What others say about Paul Robinson…
Burnley boss Dyche: “Paul played a big part in what we have achieved over the past couple of seasons — literally at times last season — and always as an important member of the group. He made a big contribution during his time at Burnley and we would all like to wish him well in his next venture, as well as making sure that he will always be welcome back at Turf Moor.”
Pat Jennings on Robinson’s error in Euro 2008 qualifier: “We all know the game, if the ball pops up suddenly like that few goalkeepers would have done anything about it. Paul has cleared his lines thousands of times, so you have to make allowances for the ball bobbling over his foot in such circumstances.
Martin Jol: “Why do you think he’s the number one in England? It’s because he’s a tough lad. He trains hard, he knows you need a good mentality to be the number one in England. It wasn’t a mistake, you could judge him harshly and say it was a silly situation. It was a freak moment, all the top players will tell you they have similar moments.”
Paul Robinson ranks eighth in the list of goalkeepers with the most Premier League appearances, and second among English stoppers behind only David James.
Goalkeeper Paul Robinson is the only ‘keeper to score, assist and win a penalty in the Premier League
As a much loved player, the Leeds United Supports’ Club voted him as the Player of the Year in 2003. Again, for the 2010-2011 season, he won the Player of the Year, however, this time for his then club Blackburn Rovers.

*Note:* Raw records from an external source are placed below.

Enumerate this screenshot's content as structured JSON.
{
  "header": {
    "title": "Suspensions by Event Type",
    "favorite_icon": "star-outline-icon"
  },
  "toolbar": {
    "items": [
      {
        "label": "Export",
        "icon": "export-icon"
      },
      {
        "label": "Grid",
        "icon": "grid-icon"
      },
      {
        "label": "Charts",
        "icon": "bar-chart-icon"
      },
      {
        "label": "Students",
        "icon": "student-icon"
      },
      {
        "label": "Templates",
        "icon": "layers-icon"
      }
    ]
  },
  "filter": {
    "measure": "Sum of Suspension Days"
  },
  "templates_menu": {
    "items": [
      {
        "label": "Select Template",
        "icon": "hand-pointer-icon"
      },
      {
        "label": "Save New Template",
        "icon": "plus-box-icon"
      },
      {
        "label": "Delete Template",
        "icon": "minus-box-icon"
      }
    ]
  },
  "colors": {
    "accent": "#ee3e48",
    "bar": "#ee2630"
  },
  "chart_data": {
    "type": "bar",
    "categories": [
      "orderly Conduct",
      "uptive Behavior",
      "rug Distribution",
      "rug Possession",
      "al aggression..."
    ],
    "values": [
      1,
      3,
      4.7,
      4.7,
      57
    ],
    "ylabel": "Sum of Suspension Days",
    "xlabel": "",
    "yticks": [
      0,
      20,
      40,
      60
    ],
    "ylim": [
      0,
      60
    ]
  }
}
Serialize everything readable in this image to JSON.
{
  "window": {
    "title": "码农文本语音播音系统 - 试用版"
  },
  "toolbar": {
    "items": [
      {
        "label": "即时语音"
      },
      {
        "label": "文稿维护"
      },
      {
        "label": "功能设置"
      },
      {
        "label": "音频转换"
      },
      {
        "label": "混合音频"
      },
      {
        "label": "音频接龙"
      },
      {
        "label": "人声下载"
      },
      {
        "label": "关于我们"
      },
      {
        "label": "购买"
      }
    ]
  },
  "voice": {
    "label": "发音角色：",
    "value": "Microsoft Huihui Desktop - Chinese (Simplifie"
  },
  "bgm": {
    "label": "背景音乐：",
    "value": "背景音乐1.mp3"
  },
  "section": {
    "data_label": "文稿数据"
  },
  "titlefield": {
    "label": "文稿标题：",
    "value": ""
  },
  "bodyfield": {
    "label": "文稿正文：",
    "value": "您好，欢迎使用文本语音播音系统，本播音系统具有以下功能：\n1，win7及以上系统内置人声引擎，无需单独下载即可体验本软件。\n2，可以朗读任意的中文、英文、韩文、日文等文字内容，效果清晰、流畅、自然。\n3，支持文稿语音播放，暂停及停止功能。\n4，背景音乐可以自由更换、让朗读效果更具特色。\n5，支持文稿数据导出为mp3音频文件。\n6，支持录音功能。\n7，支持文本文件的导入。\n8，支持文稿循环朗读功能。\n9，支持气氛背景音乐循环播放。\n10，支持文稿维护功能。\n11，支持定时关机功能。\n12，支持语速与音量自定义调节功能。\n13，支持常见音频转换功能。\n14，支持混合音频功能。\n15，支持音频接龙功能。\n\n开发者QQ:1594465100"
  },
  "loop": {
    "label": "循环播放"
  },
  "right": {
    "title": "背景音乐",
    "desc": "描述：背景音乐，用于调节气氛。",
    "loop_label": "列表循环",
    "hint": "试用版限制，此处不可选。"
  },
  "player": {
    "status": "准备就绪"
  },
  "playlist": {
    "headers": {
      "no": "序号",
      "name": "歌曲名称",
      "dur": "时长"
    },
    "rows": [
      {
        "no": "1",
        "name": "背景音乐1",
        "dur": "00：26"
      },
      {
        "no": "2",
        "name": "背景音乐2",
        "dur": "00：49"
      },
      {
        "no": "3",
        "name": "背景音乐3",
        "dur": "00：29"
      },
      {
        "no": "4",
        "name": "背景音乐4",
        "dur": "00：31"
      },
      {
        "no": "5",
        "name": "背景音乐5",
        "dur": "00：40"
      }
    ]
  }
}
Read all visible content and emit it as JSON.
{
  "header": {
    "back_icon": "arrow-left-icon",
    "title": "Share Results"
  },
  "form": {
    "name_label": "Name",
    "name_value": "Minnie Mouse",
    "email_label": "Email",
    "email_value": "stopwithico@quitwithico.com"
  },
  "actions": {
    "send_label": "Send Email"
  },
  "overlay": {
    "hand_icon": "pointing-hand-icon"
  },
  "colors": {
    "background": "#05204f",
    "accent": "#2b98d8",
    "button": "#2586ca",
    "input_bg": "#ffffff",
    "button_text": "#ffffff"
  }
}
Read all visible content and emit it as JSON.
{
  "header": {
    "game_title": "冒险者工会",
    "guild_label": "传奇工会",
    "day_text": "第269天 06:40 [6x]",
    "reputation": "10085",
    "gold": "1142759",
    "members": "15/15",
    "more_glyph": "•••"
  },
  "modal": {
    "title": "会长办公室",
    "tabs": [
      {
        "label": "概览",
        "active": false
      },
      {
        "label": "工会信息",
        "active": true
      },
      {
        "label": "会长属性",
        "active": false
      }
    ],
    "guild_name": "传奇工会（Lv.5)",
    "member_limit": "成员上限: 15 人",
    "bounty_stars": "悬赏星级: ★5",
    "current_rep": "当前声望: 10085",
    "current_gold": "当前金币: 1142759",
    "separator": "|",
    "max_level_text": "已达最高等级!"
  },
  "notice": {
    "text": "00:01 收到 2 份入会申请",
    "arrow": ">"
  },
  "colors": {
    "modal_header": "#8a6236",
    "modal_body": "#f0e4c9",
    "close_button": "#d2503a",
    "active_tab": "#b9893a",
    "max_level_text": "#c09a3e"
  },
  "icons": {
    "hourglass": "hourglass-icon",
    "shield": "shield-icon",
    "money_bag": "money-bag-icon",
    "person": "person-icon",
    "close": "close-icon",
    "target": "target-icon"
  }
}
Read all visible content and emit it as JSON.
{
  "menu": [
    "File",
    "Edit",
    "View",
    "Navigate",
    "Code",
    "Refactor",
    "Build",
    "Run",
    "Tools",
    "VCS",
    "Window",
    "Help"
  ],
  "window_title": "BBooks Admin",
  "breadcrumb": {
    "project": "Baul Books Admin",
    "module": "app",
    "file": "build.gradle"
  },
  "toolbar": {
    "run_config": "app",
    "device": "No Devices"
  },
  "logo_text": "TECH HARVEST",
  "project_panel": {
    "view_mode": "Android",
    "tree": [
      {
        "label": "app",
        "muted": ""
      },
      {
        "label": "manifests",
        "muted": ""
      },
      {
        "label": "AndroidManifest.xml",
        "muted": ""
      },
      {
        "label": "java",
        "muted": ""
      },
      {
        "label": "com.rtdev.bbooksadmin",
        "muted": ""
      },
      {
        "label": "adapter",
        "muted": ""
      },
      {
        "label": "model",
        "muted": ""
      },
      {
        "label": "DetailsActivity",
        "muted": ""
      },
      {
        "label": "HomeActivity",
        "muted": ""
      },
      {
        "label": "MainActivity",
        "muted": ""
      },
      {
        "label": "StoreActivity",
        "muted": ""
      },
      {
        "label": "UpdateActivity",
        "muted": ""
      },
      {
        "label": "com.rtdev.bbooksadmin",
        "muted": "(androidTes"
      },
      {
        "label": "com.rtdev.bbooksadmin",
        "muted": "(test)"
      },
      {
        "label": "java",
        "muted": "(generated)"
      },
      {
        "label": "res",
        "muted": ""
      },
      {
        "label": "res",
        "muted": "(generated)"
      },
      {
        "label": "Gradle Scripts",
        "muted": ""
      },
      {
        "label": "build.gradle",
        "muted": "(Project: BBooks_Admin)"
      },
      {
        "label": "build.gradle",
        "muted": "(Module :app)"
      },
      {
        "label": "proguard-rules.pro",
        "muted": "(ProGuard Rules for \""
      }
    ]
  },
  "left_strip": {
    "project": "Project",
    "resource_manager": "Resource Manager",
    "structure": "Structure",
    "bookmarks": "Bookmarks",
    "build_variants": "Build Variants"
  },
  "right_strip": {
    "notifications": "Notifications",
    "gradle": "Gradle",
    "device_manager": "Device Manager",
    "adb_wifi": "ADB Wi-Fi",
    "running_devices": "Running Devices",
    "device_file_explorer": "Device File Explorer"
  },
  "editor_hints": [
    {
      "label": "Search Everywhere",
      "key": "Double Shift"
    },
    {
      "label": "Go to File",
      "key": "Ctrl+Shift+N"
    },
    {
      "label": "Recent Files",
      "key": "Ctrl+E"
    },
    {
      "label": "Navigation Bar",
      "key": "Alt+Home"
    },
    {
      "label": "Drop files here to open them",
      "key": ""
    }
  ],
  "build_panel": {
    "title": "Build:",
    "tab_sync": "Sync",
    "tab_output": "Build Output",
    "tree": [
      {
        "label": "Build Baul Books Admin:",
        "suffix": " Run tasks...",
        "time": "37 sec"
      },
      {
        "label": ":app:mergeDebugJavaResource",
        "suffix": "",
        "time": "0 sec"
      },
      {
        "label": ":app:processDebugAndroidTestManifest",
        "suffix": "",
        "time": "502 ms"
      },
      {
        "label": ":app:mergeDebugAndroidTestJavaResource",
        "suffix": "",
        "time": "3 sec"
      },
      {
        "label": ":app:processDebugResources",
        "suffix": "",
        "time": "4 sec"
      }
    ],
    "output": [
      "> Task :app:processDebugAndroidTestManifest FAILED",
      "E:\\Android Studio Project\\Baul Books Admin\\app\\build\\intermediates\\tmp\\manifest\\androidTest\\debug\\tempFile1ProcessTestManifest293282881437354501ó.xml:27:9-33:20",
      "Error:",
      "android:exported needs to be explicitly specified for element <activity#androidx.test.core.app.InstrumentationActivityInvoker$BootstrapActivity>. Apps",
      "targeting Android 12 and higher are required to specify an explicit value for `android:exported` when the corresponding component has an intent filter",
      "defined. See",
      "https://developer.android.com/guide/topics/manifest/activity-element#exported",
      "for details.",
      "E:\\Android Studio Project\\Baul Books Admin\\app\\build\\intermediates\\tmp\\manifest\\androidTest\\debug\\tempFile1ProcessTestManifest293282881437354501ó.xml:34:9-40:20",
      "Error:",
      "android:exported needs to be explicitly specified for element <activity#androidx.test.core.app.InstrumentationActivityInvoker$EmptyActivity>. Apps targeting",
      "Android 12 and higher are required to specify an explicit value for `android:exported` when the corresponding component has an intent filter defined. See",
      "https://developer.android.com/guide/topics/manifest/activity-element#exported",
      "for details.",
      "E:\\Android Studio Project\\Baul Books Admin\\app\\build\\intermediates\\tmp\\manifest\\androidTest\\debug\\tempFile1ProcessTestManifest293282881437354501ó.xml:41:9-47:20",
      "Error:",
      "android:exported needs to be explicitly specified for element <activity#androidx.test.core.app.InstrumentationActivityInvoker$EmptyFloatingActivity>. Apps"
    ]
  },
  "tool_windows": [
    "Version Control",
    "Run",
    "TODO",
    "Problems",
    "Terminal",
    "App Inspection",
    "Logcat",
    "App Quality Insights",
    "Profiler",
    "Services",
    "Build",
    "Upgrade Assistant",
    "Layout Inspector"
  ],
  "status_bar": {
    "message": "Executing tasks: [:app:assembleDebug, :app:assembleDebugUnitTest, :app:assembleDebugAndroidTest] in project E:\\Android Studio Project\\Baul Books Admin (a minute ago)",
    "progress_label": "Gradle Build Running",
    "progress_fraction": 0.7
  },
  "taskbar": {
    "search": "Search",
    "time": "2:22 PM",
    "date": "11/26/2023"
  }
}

When Robinson scored for Spurs, he became the first goalkeeper in the Premiership to score for the winning team.
Paul Robinson stats , what you can find on Wiki ( and other sites )…
|Teams||Season||Age||Played||Started||Minutes||Goals||Assists||Yellow Cards||Red Cards|
|West Bromwich Albion||2008-2009||29||35||35||3019||0||1||7||1|
|West Bromwich Albion||2005-2006||26||33||33||2864||0||3||7||0|
|West Bromwich Albion||2004-2005||25||30||28||2491||1||0||6||0|